“Arctic Child Suite” was composed for “Arctic Sun,” a video documentary created by Jean Aspen and Tom Irons that focuses on the 15 months they spent in the Alaska wilderness with their son, Lucas. Following Lucas’ death in 2012, Aspen and Irons remade the documentary as a memorial to Lucas, and asked Sarno to compose additional music for the score.

As the sign in the front window indicates, however, there is more than music in Lindianne’s Music Garden. She also provides a point of contact for the newly organized nonprofit Homer Area Trails, as well as Truth, Justice and Reconciliation and the Kachemak Bay Wooden Boat Society.

Sarno speaks enthusiastically and knowledgeably on each of those three areas of interest. She is passionate about developing trails on the southern peninsula. Referring to Truth, Justice and Reconciliation’s “Freedom Files,” Sarno describes the healing that occurs when someone is able to talk about abusive treatment by law enforcement and the legal system. 

When it comes to the Kachemak Bay Wooden Boat Society, Sarno’s comments focus on the group’s education component.
The Wooden Boat Society’s theme for the coming year is “Build Your Own Boat.” Using 158 W. Pioneer as its base, the society’s boat builders will offer boat-building and paddle-carving workshops and classes through the winter, with an emphasis on teaching the skills to Homer youth.

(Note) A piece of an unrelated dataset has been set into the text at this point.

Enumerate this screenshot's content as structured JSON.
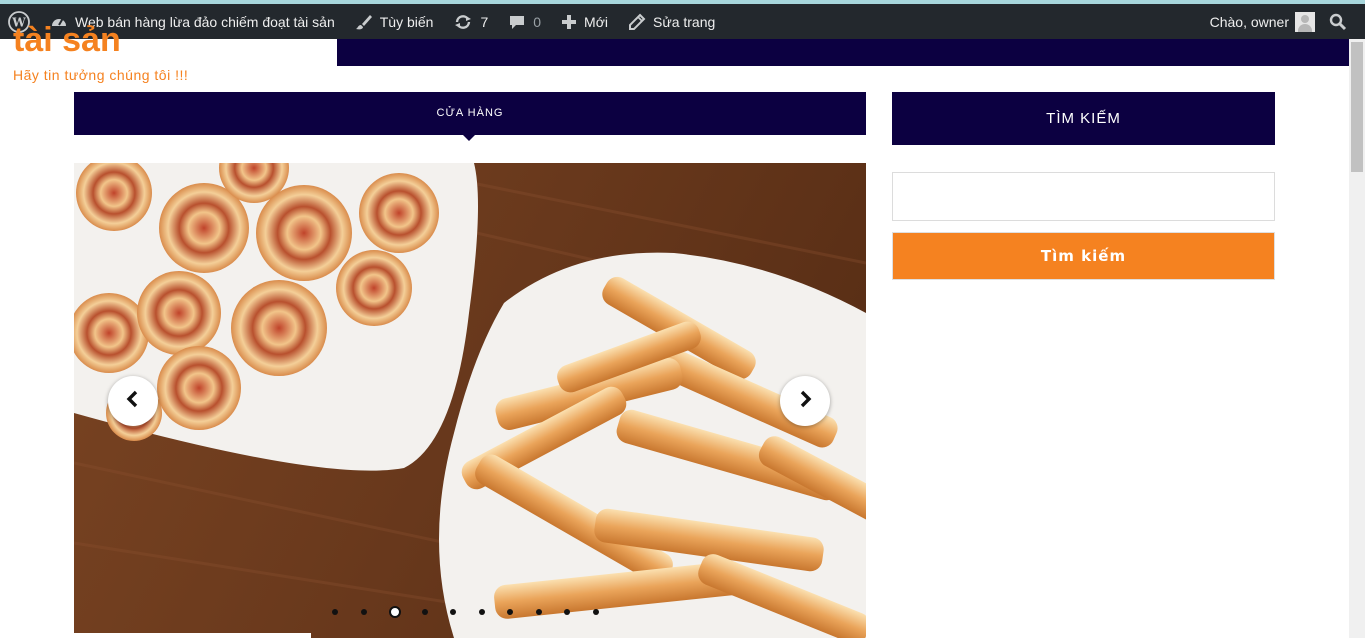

“Currently we are compiling small boat designs from our roster of boat-builders,” said Sarno.

And when it comes to books available at Lindianne’s Music Garden, in addition “Greensleeves,” Sarno also has copies of Bremicker’s recently published “Everlasting and The Great River.”

True to the sign in the window, Sarno’s handknit socks also are for sale.

“Public service” is how Sarno sums up her broad perspective. It is an emphasis illustrated by her teaching philosophy.

“I take a view of the whole human being and teach to the whole human being,” said Sarno.

“I’m not there to shape. I’m there to help them be as perfect as it’s possible for them to be.”

McKibben Jackinsky can be reached at

Lindianne’s Music Garden

Lindianne Sarno

158 W. Pioneer Ave., Suite F

235-2628 (BOAT)

1-6 p.m.

More info: In addition to music lessons, this small office provides a contact point for Homer Area Trails; Truth, Justice and Reconciliation; and the Kachemak Bay Wooden Boat Society. Oh, and you can get some of Lindianne’s handknit socks, too.

Info for Lindianne Sarno at

Info for Kachemak Bay Wooden Boat Society at

Photo by McKibben Jackinsky, Homer News

Photo by McKibben Jackinsky, Homer News